Once you’ve got another job and kept it professional by giving the proper amount of notice, feel free to block your ex friend on all platforms. If he wants your advice, say no or work out an hourly consulting rate. Do not give him guidance for free. He’s not your friend and you don’t owe him anything. You’ve got drive and you’re still really young, take some time to build your credit, get a little more experience somewhere new, and save some money, then look for another opportunity to own or start your own business.April 2, 2021 at 6:08 am #1033461LisforLeslieGuest
I would not offer to provide consulting services because I am a rather petty person. However, if you do choose to offer it then
1. You should make sure there is a written contract for services provided and fees owed.
2. You should establish your billing rate – I recommend about 10x what you earn hourly now. I’m not kidding. Your time is very valuable. Your friend purchased a shop likely based on the assumption that you wouldn’t walk away and you would be there to help run it. And in doing so he fucked you over. So if you decide to help him then you should make it very worth your while.
3. You have a little money saved up, so hire a lawyer who specializes in contracts. Believe me, as someone who spends too much time writing contracts, it will be very worth it. The lawyers and specialists have saved my tush many many times.
As for the 60/40 split – with no contracts in place, it doesn’t really matter. The point was that you and your friend put a plan in place and instead your friend went behind your back and cut you out of ownership entirely but likely expected to get the benefit of your knowledge and experience.April 2, 2021 at 6:29 am #1033477anonymousseParticipant
You just convinced your friend to buy a business whose owner just sold for a loss to the only interested buyer.
Maybe it’s a good thing this didn’t work out for you.April 2, 2021 at 7:14 am #1033508KateKeymaster

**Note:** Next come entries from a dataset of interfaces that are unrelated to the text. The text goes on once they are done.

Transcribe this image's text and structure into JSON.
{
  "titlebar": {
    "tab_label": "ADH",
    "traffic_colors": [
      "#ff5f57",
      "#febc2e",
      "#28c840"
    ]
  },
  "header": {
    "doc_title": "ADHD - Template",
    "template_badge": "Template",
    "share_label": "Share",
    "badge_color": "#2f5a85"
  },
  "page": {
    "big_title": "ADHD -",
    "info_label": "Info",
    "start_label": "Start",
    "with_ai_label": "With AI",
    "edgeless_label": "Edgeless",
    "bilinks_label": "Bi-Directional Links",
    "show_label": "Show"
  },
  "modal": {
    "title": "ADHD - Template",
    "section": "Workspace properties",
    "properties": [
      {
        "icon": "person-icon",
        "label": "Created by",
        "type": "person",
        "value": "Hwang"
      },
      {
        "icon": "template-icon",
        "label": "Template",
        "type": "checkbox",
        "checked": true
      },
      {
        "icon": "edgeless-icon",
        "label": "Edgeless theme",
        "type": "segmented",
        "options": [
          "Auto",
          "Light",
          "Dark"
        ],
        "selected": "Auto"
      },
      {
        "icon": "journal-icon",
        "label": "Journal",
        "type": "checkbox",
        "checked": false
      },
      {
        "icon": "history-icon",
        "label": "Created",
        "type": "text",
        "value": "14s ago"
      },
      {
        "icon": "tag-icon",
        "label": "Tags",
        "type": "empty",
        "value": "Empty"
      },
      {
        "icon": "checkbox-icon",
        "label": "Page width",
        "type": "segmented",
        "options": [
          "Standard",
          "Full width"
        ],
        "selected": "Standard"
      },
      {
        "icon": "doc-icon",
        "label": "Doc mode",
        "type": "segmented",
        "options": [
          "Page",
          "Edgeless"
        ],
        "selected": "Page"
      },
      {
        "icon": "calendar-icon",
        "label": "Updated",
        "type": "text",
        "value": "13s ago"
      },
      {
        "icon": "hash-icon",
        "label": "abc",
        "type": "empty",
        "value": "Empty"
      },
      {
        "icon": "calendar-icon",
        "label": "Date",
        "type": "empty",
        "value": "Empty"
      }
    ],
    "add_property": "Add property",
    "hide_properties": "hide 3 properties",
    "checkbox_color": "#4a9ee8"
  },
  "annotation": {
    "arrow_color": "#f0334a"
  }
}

Right, that’s what I’m saying. Why do you want a business that had no buyers and eventually sold at a huge loss? Because it’s a place and a job you’re comfortable with. This is a signal that it’s time to branch out.April 2, 2021 at 2:39 pm #1033679JillGuest
Count yourself lucky. Your friendship to this person was bound to deteriorate eventually, considering how he handled this situation. At least now you are free to move on from the situation easily, without being entangled financially with him. Be more cautious about mixing business and friendship going forward, especially if you feel like you struggle to stand up for yourself.